BEGIN INPUT DATA

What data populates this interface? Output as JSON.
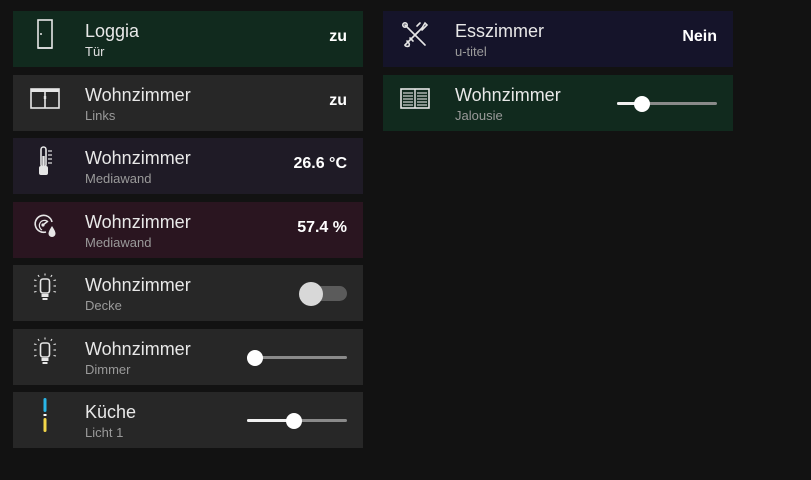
{
  "colors": {
    "page_bg": "#121212",
    "tile_default": "#272727",
    "tile_green": "#112a1e",
    "tile_purple_dark": "#1f1b26",
    "tile_wine": "#2a1520",
    "tile_navy": "#15142a"
  },
  "left": [
    {
      "id": "loggia",
      "title": "Loggia",
      "subtitle": "Tür",
      "value": "zu",
      "icon": "door-icon",
      "bg": "#112a1e",
      "control": "text"
    },
    {
      "id": "wohnzimmer-links",
      "title": "Wohnzimmer",
      "subtitle": "Links",
      "value": "zu",
      "icon": "window-icon",
      "bg": "#272727",
      "control": "text"
    },
    {
      "id": "wohnzimmer-temp",
      "title": "Wohnzimmer",
      "subtitle": "Mediawand",
      "value": "26.6 °C",
      "icon": "thermometer-icon",
      "bg": "#1f1b26",
      "control": "text"
    },
    {
      "id": "wohnzimmer-humidity",
      "title": "Wohnzimmer",
      "subtitle": "Mediawand",
      "value": "57.4 %",
      "icon": "humidity-gauge-icon",
      "bg": "#2a1520",
      "control": "text"
    },
    {
      "id": "wohnzimmer-decke",
      "title": "Wohnzimmer",
      "subtitle": "Decke",
      "icon": "light-bulb-icon",
      "bg": "#272727",
      "control": "toggle",
      "toggle_on": false
    },
    {
      "id": "wohnzimmer-dimmer",
      "title": "Wohnzimmer",
      "subtitle": "Dimmer",
      "icon": "light-bulb-icon",
      "bg": "#272727",
      "control": "slider",
      "level": 0.08
    },
    {
      "id": "kueche-licht",
      "title": "Küche",
      "subtitle": "Licht 1",
      "icon": "light-strip-icon",
      "bg": "#272727",
      "control": "slider",
      "level": 0.47
    }
  ],
  "right": [
    {
      "id": "esszimmer",
      "title": "Esszimmer",
      "subtitle": "u-titel",
      "value": "Nein",
      "icon": "tools-icon",
      "bg": "#15142a",
      "control": "text"
    },
    {
      "id": "wohnzimmer-jalousie",
      "title": "Wohnzimmer",
      "subtitle": "Jalousie",
      "icon": "blinds-icon",
      "bg": "#112a1e",
      "control": "slider",
      "level": 0.25
    }
  ]
}
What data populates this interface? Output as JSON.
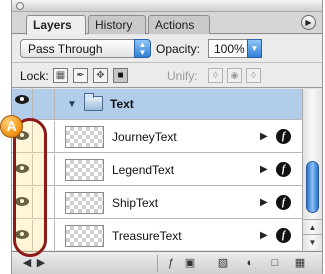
{
  "tabs": [
    {
      "label": "Layers",
      "active": true
    },
    {
      "label": "History",
      "active": false
    },
    {
      "label": "Actions",
      "active": false
    }
  ],
  "panel_menu_icon": "triangle-right-icon",
  "blend": {
    "mode": "Pass Through",
    "opacity_label": "Opacity:",
    "opacity_value": "100%"
  },
  "lock": {
    "label": "Lock:",
    "icons": [
      "lock-transparent-icon",
      "lock-image-icon",
      "lock-position-icon",
      "lock-all-icon"
    ],
    "unify_label": "Unify:",
    "unify_icons": [
      "unify-position-icon",
      "unify-visibility-icon",
      "unify-style-icon"
    ]
  },
  "group": {
    "name": "Text",
    "expanded": true
  },
  "layers": [
    {
      "name": "JourneyText"
    },
    {
      "name": "LegendText"
    },
    {
      "name": "ShipText"
    },
    {
      "name": "TreasureText"
    }
  ],
  "bottom_bar": {
    "icons": [
      "link-icon",
      "layer-style-icon",
      "mask-icon",
      "new-group-icon",
      "adjustment-icon",
      "new-layer-icon",
      "trash-icon"
    ]
  },
  "callout": {
    "label": "A"
  },
  "colors": {
    "selected_row": "#b2cde9",
    "accent": "#2f7fd6",
    "callout": "#f39a1c",
    "highlight_border": "#8d1a1a"
  }
}
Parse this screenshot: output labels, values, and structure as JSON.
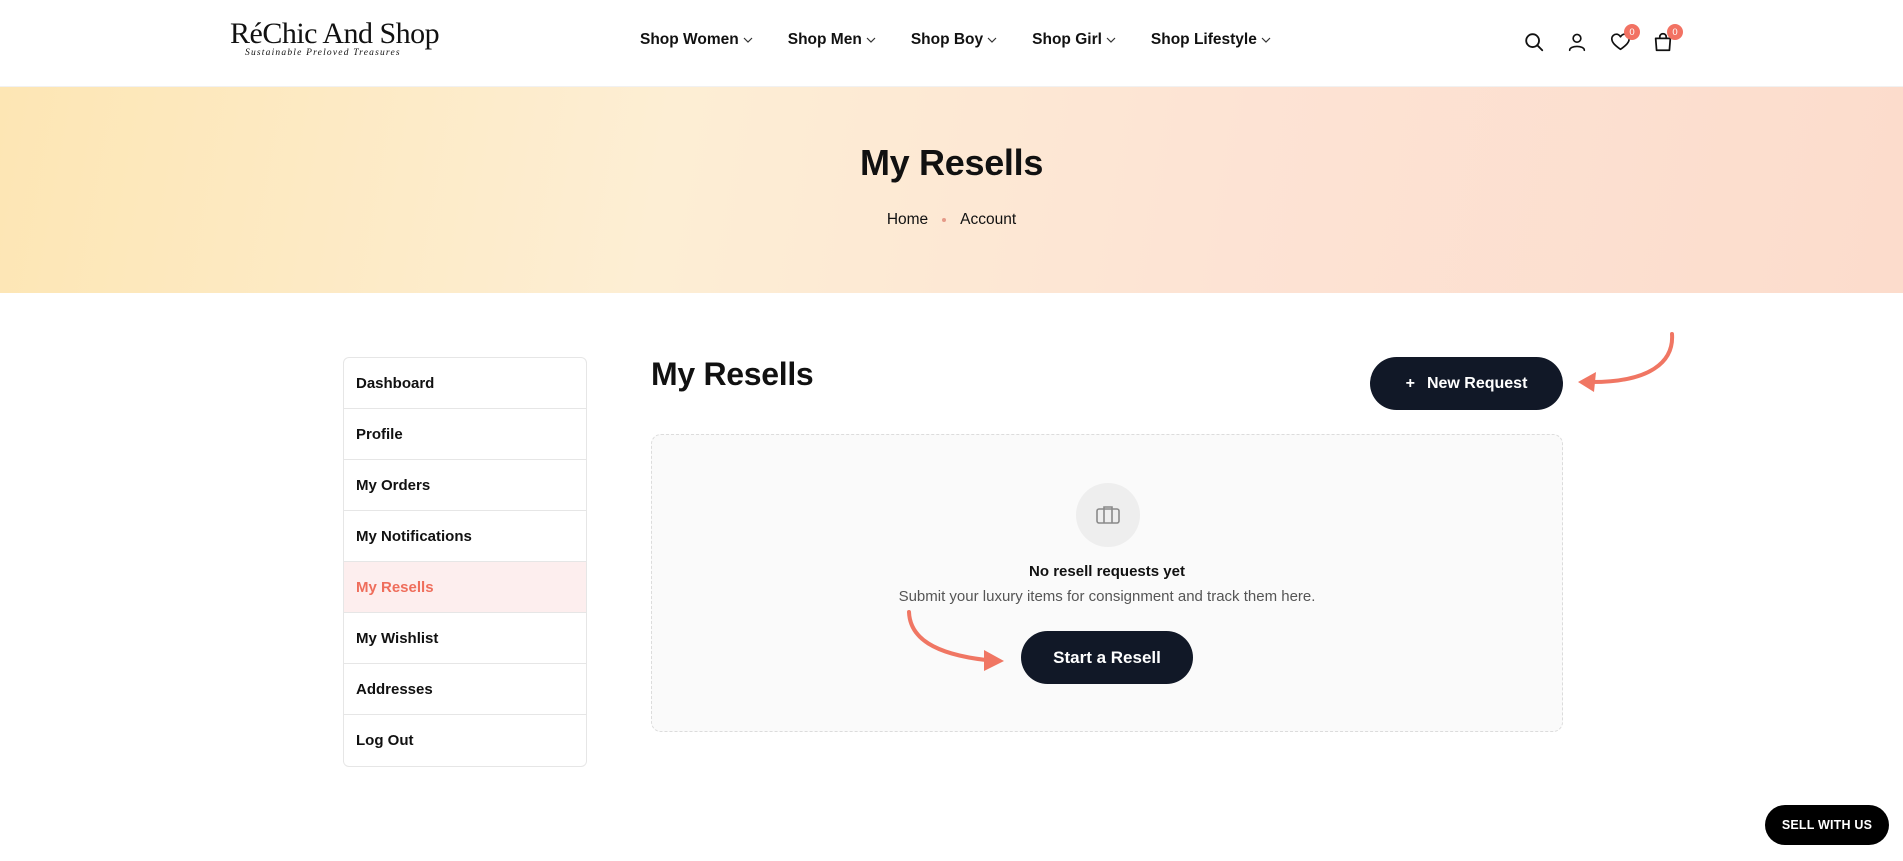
{
  "header": {
    "logo_main": "RéChic And Shop",
    "logo_tagline": "Sustainable Preloved Treasures",
    "nav": [
      {
        "label": "Shop Women"
      },
      {
        "label": "Shop Men"
      },
      {
        "label": "Shop Boy"
      },
      {
        "label": "Shop Girl"
      },
      {
        "label": "Shop Lifestyle"
      }
    ],
    "icons": {
      "search": "search-icon",
      "account": "user-icon",
      "wishlist": "heart-icon",
      "cart": "bag-icon"
    },
    "wishlist_count": "0",
    "cart_count": "0"
  },
  "banner": {
    "title": "My Resells",
    "breadcrumb": [
      "Home",
      "Account"
    ]
  },
  "sidebar": {
    "items": [
      {
        "label": "Dashboard"
      },
      {
        "label": "Profile"
      },
      {
        "label": "My Orders"
      },
      {
        "label": "My Notifications"
      },
      {
        "label": "My Resells",
        "active": true
      },
      {
        "label": "My Wishlist"
      },
      {
        "label": "Addresses"
      },
      {
        "label": "Log Out"
      }
    ]
  },
  "main": {
    "title": "My Resells",
    "new_request_label": "New Request",
    "new_request_icon": "+",
    "empty": {
      "icon": "briefcase-icon",
      "title": "No resell requests yet",
      "subtitle": "Submit your luxury items for consignment and track them here.",
      "cta_label": "Start a Resell"
    }
  },
  "floating": {
    "sell_with_us_label": "SELL WITH US"
  },
  "colors": {
    "accent": "#ef6e5c",
    "dark_button": "#111827",
    "active_bg": "#fdeeee"
  }
}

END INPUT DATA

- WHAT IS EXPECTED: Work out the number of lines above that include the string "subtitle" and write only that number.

- RESPONSE TO THE EXERCISE: 10